Finding Trouble Off The Tee


Posted by Dexter Francois | Posted in , , , , , | Posted on Thursday, December 1, 2011

Arizona Grand Spa & Golf Resort is one of my favorite courses to play here in the Phoenix area. That's one of my favorites when I am playing well and hitting the ball straight. My last round proved to be, not-so-fun due to the fact that I couldn't find the fairways for the life of me.

Arizona Grand has a gorgeous layout with elevation changes that showcase a beautiful desert style course nestled into the rocky ridges of South Mountain. While the scenery can be breath taking, ending up in the desert after a golf shot spells disaster for any chance at scoring well.

Trouble for me started on the first. The tee shot calls for a blind shot up and over a hill. At the top of the hill, on the right hand side, sits a little pond, that if it is your first time playing the course, you have no idea it's there. I aimed way left of the pond but ended up slicing it right into the drink which led to a double bogey.

I actually hit two great drives on holes 2 and 3 which lead to pars. Again, if you keep it in the fairway on this course, you give yourself a great chance to do well. I only managed to hit two more fairways for the rest of my round and found myself having to drop because of multiple unplayable lies. Instead of playing for birdies and pars, I was often playing for bogeys and doubles.

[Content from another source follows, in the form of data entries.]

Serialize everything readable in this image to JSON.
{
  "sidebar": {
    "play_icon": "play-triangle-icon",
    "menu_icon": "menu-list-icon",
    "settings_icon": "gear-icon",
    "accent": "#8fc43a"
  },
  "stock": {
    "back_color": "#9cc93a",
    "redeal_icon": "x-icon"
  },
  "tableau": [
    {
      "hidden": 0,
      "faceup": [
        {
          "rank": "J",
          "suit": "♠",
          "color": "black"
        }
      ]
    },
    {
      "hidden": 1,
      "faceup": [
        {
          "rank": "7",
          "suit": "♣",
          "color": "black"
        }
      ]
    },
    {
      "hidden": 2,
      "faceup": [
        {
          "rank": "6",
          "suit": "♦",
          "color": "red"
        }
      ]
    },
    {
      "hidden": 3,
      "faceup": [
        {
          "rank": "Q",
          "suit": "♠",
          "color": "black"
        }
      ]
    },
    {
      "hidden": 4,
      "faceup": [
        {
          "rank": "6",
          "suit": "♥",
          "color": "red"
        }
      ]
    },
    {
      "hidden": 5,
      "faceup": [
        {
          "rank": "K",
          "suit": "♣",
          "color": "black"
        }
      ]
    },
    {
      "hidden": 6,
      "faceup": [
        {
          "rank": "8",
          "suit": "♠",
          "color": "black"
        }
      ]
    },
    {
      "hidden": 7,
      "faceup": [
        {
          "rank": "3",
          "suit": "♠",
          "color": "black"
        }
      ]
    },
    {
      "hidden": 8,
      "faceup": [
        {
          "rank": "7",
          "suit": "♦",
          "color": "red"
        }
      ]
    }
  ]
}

Looks like I need to get back to working on my long game again. Mike Southern of Ruthless Golf wrote an article about which is more important, the long game or the short game. We often hear teachers say that amateurs need to work on their short game because that is the part of the game in which the pros excel. Mike, however, has a different take on it.

In my case, Mike would tell me to work on my long game. Off the tee, I did not give myself a chance at getting onto the green in regulation(if you don't know what this means, Mike explains it fully in his article). The short game is a very important part of golf, but if I'm still off the green after my third shot on a par 4, now I have to chip in just to save par.

So, for me, I'm going back to the beginning. I only had three pars during this round and no birdies. When I was able to play more frequently, I was averaging nine pars and at least two birdies a round. My greens in regulation had climbed from 17% to around 45%. This is why I was shooting in the high 70's-low 80's.

I'm not too worried. It will come back to me. Whenever my game gets a little sketchy, Mike gives me a little advise and reminds me that "I am close." In recent weeks, Tiger has been saying this a lot, because he knows, now that he is able to practice like he used to, it's the subtle tweeks in his game that are getting him back to the player he once was. Like Tiger, I'm close and now that I know what I need to work on, I'm even closer. Have a great round and always hit your target.

Photo found here. – Book Your Tee Time Today!